The Campus Comes Together to Make Single-Stream Recycling a Success
Sept. 16, 2013
BLOOMINGTON, Ill.— From small neighborhoods to college campuses, communities across
the country have instituted the environmental trend of single-stream recycling. This
fall, Illinois Wesleyan also began to address this issue. Due to Illinois Wesleyan’s
commitment to sustainability, a myriad of groups and individuals recently worked together
to carry out the conversion to single-stream recycling on campus.
Illinois Wesleyan’s shift to this method has the simplified recycling process for
students, faculty and staff because all recyclable materials can be placed in a single
bin, labeled “Single-Stream Container.” Director of Government and Community Relations
and Co-Convener of GREENetwork Carl Teichman said recycling bins are placed next to
trashcans, making the choice of what to do with your garbage simple. Proponents of
single-stream recycling believe that it virtually eliminates the anxiety and annoyance
of spending extra time at the recycling bin.
Acceptable materials include plastics (items numbered 1-5, 7, cut-up plastic ring
carriers, plastic cups and containers, such as milk jugs and juice boxes), glass bottles
and jars, aluminum cans and foil, steel cans and paper products (newspapers, paperboard,
cardboard, gift wrap, books, computer paper).
While the single-stream recycling process is simple for users, the materials undergo
many processes once they arrive at a facility. Collection trucks pick up recyclables,
where they are brought to a plant specifically designed for separating commingled
materials. The processes include a sorting area, where non-recyclables are removed,
as well as multiple disc screens, which are large, rotating machines that separate
large and small materials. Each specific recyclable is sorted into an area with similar
matter, where they are eventually compressed and tied together.
“Recycling on our campus started back in the early ‘90s,” said Teichman. Prior to
this fall, Illinois Wesleyan has participated in dual-stream recycling, which requires
all materials to be sorted before collection. Teichman said the implementation of
the new program took place as a result of an alumna’s studies.
The campus’ plan to execute the conversion was based on an Environmental Studies senior
seminar report prepared by Megan George, Class of 2013. In her study, “Exploring Strategies
for Converting Illinois Wesleyan University from Dual-Stream to Single-Stream Recycling,”
George addressed how an effective enactment of a single-stream recycling program could
lead to more recycling throughout campus and focused on recycling programs as a way
to reduce waste. She determined that “there are a variety of strategies that can be
implemented to increase the rate at which the IWU community recycles.”

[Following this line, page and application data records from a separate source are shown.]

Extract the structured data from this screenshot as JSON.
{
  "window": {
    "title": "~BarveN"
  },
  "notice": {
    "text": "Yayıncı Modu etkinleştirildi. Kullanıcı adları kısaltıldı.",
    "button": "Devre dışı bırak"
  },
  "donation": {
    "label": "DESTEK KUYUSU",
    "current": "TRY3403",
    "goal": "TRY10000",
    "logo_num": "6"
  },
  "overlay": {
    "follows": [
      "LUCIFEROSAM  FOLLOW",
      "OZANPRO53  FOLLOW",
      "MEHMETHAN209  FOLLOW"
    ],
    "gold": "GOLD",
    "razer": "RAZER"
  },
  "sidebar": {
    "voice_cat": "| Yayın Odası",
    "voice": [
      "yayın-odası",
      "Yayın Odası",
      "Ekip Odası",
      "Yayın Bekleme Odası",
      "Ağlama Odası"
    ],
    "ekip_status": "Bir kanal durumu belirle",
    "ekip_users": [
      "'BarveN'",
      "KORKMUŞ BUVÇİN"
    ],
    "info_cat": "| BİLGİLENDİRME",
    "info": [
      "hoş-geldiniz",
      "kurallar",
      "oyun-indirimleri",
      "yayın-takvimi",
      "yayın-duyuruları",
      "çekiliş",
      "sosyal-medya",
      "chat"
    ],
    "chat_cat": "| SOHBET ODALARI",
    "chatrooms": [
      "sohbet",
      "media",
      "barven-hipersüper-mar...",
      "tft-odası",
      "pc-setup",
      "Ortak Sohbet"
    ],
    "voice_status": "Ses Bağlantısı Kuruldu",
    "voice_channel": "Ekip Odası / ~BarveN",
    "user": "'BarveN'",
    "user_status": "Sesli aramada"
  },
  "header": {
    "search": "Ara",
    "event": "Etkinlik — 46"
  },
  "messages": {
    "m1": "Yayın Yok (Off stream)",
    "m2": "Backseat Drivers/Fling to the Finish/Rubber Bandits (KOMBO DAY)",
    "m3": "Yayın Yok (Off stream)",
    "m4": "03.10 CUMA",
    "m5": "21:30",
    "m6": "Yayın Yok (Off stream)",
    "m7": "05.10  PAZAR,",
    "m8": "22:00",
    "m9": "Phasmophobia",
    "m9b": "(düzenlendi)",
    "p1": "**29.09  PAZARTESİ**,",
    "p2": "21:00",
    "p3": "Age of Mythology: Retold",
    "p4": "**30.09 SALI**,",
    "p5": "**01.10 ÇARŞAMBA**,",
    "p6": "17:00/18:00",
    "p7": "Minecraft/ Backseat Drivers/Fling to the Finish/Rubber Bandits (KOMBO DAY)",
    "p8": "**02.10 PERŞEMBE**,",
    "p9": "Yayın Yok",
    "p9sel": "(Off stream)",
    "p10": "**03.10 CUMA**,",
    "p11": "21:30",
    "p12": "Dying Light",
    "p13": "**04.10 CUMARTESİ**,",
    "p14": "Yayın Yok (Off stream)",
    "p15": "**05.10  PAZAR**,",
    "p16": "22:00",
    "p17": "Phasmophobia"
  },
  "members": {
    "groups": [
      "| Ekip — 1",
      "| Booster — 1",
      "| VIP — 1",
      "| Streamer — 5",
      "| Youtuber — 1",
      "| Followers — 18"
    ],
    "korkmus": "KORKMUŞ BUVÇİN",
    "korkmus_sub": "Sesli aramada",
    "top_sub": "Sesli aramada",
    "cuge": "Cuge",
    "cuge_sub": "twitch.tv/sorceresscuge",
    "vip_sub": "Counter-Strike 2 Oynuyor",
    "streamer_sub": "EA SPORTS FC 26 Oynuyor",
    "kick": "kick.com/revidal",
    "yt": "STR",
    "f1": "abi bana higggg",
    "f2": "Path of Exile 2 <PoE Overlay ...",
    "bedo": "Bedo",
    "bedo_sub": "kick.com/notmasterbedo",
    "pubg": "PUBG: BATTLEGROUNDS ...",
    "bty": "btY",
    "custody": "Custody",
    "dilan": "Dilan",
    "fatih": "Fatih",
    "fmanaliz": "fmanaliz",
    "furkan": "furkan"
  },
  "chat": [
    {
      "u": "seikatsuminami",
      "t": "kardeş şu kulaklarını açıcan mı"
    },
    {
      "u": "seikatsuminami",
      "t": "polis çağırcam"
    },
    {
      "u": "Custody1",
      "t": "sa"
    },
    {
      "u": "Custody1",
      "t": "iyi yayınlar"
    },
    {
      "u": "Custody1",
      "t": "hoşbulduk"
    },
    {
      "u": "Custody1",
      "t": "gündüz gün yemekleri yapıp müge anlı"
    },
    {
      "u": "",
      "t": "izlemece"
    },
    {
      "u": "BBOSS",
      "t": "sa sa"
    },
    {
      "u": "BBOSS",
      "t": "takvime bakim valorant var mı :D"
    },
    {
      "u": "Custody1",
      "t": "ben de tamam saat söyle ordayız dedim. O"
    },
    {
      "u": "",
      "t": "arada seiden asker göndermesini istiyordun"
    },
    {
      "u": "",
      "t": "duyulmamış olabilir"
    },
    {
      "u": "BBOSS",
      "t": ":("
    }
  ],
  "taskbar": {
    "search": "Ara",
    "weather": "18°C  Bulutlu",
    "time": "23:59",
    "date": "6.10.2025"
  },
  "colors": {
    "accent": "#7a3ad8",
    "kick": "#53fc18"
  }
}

Teichman also emphasized the importance of the collaboration with custodial staff
and IWU’s Physical Plant to institute the project.
David Shiers, manager of custodial services at the Physical Plant, explained the impact
the program has had within his department. He said the biggest difference is the use
of one roll-off container. Prior to the implementation of single-stream, the labor
crew would separate recyclables between two roll-offs before sending them off. Shiers
said all materials could now be put into one roll-off, making the job of the labor
crew easier and more efficient.
Illinois Wesleyan’s GREENetwork also played a large part in the process. While no
one was opposed to instituting the change, Teichman said, “We were essentially the
group that helped get it done.” Originally created in 2000 to reduce Illinois Wesleyan’s
environmental footprint, the GREENetwork, formerly the Green Task Force, aims to advance
ecological sustainability, the preservation of earth and its resources. With the institution
of single-stream recycling, the GREENetwork hopes to increase the ecological consciousness
of the campus community.
Teichman said people are “excited about the fact that we’re finally doing this, I
think there’s a sense of that happening on campus right now. Sustainability is part
of IWU’s Mission Statement and I think its one way of demonstrating to the community
and to our student body, faculty and staff that we’re committed.”
Contact: Tia Patsavas ‘16 (309) 556-3181, firstname.lastname@example.org